> _TASK DIRECTIONS_:
Using the entries below, copy out all lines where "quirky" is found.

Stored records

§

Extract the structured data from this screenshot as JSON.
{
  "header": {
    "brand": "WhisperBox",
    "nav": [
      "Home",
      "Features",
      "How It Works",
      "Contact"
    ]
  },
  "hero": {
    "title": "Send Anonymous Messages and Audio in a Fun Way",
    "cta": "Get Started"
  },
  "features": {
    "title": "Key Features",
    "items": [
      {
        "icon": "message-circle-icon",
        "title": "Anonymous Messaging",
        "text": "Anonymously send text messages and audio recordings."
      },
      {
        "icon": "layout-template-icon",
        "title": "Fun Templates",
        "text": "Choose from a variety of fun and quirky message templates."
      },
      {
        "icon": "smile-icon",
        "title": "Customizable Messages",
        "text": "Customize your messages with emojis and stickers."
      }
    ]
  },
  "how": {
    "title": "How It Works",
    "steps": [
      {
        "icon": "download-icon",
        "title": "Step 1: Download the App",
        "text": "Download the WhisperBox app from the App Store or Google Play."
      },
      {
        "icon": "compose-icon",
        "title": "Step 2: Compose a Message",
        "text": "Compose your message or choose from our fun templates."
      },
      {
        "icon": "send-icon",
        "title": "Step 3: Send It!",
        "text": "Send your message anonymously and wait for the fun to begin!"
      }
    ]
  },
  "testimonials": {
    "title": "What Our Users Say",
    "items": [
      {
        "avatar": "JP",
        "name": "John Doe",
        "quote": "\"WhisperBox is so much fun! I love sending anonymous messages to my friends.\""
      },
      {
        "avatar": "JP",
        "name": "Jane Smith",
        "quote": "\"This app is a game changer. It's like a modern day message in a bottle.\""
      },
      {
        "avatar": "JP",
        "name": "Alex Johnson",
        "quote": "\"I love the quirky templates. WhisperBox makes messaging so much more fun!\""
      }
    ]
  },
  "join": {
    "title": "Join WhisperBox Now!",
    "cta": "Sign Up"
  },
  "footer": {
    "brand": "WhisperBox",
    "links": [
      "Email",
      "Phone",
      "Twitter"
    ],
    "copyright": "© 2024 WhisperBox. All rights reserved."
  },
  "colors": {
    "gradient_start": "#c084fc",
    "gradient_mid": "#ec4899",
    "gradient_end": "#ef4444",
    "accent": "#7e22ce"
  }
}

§

> _ANSWER BOX_:
        "text": "Choose from a variety of fun and quirky message templates."
        "quote": "\"I love the quirky templates. WhisperBox makes messaging so much more fun!\""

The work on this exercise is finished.